The proposed “Modeling Post-Construction Storm Water Management Treatment” guidance has been updated. As models and technical standards get updated so does the need for associated modeling guidance, which was last updated in May 2015. The updates include making the guidance consistent with the recent updated technical standards (e.g. vegetated swale and permeable pavement), expanding the guidance to clarify how to model certain conditions using WinSLAMM, and treatment credit using WinSLAMM for a storm water pond with an outlet on its bottom (i.e., dry pond).
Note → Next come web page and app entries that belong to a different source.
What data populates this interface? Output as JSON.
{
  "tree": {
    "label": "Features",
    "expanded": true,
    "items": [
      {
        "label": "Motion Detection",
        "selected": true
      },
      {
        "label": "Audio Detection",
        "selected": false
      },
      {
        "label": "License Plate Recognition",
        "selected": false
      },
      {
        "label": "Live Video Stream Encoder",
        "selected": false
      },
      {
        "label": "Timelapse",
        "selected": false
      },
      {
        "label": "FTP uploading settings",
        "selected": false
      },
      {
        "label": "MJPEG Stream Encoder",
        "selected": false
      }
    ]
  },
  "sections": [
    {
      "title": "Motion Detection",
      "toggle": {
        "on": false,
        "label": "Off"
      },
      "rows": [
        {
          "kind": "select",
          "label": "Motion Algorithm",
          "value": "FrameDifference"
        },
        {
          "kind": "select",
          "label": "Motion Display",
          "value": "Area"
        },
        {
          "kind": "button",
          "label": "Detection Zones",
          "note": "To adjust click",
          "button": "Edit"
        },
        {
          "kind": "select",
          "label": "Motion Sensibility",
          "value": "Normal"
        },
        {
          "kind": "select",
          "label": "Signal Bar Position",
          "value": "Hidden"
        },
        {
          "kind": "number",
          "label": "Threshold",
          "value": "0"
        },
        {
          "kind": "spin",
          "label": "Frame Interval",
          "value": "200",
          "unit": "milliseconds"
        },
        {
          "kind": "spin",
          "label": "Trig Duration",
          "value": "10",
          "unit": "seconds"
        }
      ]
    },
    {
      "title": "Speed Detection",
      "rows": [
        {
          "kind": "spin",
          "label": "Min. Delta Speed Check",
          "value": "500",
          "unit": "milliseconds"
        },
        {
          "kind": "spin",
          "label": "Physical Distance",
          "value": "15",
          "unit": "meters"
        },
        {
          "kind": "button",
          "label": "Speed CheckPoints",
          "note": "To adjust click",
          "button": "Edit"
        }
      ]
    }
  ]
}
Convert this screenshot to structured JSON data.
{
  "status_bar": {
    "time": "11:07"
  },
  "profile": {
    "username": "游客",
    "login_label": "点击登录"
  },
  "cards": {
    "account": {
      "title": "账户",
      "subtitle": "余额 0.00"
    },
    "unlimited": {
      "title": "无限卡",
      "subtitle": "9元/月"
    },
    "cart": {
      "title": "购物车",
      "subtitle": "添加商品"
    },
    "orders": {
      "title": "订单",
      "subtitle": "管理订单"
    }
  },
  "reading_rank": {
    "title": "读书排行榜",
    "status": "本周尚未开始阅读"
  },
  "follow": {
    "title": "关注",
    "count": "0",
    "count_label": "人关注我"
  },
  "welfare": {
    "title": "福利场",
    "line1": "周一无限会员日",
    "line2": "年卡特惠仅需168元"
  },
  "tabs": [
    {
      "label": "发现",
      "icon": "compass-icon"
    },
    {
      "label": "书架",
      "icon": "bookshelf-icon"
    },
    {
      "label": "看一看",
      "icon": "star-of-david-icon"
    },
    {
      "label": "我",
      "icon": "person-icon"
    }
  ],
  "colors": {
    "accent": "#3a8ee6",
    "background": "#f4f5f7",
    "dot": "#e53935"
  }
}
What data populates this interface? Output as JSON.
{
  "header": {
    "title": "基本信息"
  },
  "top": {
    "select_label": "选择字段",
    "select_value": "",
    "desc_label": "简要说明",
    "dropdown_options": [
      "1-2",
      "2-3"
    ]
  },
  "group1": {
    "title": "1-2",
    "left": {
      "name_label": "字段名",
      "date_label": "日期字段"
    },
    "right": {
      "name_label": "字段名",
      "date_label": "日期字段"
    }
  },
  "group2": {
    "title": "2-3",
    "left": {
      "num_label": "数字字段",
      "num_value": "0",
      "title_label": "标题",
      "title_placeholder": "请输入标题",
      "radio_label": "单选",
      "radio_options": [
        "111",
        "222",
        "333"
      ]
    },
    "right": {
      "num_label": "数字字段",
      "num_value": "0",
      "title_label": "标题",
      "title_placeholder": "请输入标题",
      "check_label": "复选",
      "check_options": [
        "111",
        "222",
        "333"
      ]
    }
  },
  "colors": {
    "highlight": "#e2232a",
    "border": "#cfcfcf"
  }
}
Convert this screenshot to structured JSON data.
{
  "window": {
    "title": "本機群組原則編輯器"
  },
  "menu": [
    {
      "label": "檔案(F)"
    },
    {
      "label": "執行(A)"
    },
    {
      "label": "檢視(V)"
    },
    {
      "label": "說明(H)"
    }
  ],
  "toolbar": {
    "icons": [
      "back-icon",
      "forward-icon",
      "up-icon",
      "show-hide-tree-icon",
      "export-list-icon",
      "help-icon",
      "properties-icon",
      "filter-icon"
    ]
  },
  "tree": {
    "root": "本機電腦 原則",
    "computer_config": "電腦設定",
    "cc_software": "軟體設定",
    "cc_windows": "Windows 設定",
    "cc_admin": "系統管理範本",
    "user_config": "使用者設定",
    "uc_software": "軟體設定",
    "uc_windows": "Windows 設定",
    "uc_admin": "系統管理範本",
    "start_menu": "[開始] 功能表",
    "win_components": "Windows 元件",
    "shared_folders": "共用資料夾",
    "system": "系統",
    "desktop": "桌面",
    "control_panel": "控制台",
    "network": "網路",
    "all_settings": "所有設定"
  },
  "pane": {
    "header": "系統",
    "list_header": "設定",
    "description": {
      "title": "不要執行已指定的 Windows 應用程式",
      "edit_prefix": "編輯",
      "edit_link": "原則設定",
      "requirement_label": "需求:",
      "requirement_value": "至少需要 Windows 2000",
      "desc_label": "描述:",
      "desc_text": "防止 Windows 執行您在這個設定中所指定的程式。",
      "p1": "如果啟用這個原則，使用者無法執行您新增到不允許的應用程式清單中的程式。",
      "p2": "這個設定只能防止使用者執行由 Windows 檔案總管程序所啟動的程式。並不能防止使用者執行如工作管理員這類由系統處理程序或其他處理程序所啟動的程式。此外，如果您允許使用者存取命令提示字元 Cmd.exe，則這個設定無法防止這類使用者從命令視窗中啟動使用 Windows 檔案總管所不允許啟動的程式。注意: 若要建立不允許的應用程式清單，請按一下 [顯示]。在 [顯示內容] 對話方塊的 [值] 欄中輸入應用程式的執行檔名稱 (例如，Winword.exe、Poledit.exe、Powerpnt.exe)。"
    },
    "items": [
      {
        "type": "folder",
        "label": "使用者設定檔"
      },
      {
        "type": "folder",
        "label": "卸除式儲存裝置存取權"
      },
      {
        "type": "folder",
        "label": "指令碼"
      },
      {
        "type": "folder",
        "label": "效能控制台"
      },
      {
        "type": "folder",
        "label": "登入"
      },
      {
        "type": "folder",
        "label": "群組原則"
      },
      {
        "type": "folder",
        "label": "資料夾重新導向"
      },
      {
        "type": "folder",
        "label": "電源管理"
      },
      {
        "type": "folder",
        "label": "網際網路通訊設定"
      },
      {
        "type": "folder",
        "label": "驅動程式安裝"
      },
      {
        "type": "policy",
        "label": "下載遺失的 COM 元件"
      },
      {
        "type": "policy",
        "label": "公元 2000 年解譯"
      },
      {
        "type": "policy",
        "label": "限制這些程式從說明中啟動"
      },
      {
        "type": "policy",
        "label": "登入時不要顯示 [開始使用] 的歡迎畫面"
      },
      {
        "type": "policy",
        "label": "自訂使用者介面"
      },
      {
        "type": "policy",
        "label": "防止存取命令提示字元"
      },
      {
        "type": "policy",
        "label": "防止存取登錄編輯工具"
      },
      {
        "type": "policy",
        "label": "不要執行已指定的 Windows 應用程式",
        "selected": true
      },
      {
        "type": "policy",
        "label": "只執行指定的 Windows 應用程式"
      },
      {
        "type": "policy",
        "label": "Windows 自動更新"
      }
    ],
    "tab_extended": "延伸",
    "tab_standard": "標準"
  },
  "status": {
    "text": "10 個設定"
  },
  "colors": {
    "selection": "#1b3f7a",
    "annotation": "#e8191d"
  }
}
The Department is soliciting comments from the public on this draft guidance. Once the 21-day notice period is complete, all comments will be considered by the Department. After considering all public comments, revisions may be made to the guidance documents and final guidance will be made available to internal and external stakeholders. Comments related to this draft guidance document should be sent to: DNRGUIDANCEDOCUMENTS@Wisconsin.gov. Please indicate in the subject line which guidance the comments pertain to.
MS4 General Permit Listening Session
Please join us on October 2nd, 2018 at 9:00 am for an opportunity to provide early input on the proposed Municipal Separate Storm Sewer System (MS4) general permit revisions relating to the EPA Remand and eReporting Rules. Central Office and Southeast Region storm water staff will host the meeting. The meeting will be held in Room 151 at the DNR Waukesha Service Center at 151 NW Barstow Street, Waukesha, WI 53188. Similar opportunities for feedback are being considered by other Department regions.
The primary issues we plan on discussing will be covered in an a MS4 permit program webinar on September 12, 2018. Attendees are encouraged to attend the webinar as preparation for the meeting. Additionally, we are soliciting input for the next General Permit, so please bring your ideas on what is working well, what isn’t, and any ideas for improvement.
Please RSVP to Jacob.Zimmerman@wisconsin.gov no later than September 27, 2018. RSVPs are required as space is limited. We are asking that no more than one representative attend from each permitted MS4 in the Southeast Region. Please indicate in the RSVP which communities you will be representing.
Stormwater retention ponds have received much press of late regarding their potential as breeding grounds for mosquitoes. Concerned parties are raising questions about whether the benefits of these ponds are worth the potential risks associated with mosquitoes that rely on water for hatching grounds. The answer usually depends on the type of pond and how well it is managed. The following resources provide additional information on stormwater management and mosquitoes;
The WWOA Board of Directors cordially invites you to the 52nd Annual WWOA Conference, October 16 through October 19, 2018. We are at a new venue this year, the Grand Geneva Resort in Lake Geneva, WI. The Conference Program is full of exciting information on what will prove to be a great conference. Tuesday starts the fun with an array of activities.
- Golf Outing and Sporting Clays Events along with the Bicycle Ride
- Two Pre-Conference Workshops taught by the WDNR
- Meet and Greet with cook-out and refreshments
- Conference Program
2018 Annual Conference Hotel Reservations are now OPEN
October 16 – October 19, 2018, Grand Geneva Resort. For more information on Room Rates,
7036 Grand Geneva Way, Lake Geneva, WI 53147